____ PROVIDED DATA

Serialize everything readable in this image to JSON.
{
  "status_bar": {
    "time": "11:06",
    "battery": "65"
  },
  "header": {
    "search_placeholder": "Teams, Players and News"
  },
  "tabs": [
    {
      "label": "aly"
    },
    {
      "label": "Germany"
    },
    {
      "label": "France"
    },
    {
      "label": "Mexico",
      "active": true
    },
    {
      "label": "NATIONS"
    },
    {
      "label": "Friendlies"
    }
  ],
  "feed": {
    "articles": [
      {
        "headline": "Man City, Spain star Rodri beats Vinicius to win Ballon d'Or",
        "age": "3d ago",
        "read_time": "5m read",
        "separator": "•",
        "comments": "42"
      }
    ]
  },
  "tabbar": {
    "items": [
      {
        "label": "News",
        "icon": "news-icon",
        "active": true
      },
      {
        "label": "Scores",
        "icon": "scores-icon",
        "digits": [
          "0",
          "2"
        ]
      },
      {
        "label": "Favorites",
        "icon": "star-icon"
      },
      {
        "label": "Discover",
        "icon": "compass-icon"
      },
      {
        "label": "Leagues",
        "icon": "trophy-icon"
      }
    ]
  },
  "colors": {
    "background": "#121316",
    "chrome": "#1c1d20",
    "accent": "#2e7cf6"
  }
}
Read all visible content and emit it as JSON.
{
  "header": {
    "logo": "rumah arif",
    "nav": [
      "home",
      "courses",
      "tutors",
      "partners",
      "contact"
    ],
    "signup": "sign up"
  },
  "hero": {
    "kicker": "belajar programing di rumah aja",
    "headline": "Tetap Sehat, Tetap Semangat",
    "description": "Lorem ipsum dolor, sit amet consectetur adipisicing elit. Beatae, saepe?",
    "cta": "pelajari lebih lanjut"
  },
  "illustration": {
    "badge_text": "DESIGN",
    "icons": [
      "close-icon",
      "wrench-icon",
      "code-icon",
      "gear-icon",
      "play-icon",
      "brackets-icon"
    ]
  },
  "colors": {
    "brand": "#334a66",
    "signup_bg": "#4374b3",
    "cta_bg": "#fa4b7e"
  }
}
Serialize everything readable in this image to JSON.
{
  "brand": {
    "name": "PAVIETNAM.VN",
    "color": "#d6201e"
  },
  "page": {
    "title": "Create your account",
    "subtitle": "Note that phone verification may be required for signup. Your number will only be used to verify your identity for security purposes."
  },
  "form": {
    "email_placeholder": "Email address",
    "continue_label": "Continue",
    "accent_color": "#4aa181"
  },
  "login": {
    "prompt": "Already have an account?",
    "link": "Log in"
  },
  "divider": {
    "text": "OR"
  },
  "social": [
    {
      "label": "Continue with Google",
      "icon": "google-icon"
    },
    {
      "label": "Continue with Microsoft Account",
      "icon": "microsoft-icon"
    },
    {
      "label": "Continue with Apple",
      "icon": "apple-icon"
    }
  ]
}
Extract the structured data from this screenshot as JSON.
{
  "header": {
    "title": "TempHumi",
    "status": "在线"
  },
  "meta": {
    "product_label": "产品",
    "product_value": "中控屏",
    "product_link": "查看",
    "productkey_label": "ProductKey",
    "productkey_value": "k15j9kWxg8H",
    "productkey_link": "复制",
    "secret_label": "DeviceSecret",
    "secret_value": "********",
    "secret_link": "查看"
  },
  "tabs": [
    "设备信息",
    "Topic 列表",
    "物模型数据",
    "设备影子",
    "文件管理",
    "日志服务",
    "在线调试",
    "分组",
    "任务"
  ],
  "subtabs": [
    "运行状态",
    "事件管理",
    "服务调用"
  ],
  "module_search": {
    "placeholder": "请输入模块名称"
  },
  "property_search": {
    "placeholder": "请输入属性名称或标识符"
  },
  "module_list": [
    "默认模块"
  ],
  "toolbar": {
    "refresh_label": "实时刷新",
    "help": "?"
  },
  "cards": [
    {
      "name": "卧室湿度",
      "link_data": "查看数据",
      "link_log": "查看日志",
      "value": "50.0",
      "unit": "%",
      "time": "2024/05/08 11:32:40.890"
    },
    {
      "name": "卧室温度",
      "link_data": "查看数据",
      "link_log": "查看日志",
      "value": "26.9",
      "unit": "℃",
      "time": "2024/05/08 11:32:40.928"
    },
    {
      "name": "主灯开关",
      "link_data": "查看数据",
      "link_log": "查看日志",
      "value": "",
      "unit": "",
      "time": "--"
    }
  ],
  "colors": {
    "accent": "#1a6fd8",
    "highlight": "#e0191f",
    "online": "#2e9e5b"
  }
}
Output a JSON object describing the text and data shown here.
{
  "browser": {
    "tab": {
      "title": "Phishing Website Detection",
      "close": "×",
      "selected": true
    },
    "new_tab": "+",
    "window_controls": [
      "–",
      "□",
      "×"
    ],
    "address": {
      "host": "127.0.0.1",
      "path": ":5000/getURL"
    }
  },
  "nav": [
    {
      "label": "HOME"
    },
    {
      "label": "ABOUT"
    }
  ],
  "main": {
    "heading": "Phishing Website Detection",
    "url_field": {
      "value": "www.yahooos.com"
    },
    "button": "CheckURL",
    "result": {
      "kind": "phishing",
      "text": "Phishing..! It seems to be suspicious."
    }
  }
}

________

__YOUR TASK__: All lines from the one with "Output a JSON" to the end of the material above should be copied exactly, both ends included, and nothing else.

__EXERCISE ANSWER__:
Output a JSON object describing the text and data shown here.
{
  "browser": {
    "tab": {
      "title": "Phishing Website Detection",
      "close": "×",
      "selected": true
    },
    "new_tab": "+",
    "window_controls": [
      "–",
      "□",
      "×"
    ],
    "address": {
      "host": "127.0.0.1",
      "path": ":5000/getURL"
    }
  },
  "nav": [
    {
      "label": "HOME"
    },
    {
      "label": "ABOUT"
    }
  ],
  "main": {
    "heading": "Phishing Website Detection",
    "url_field": {
      "value": "www.yahooos.com"
    },
    "button": "CheckURL",
    "result": {
      "kind": "phishing",
      "text": "Phishing..! It seems to be suspicious."
    }
  }
}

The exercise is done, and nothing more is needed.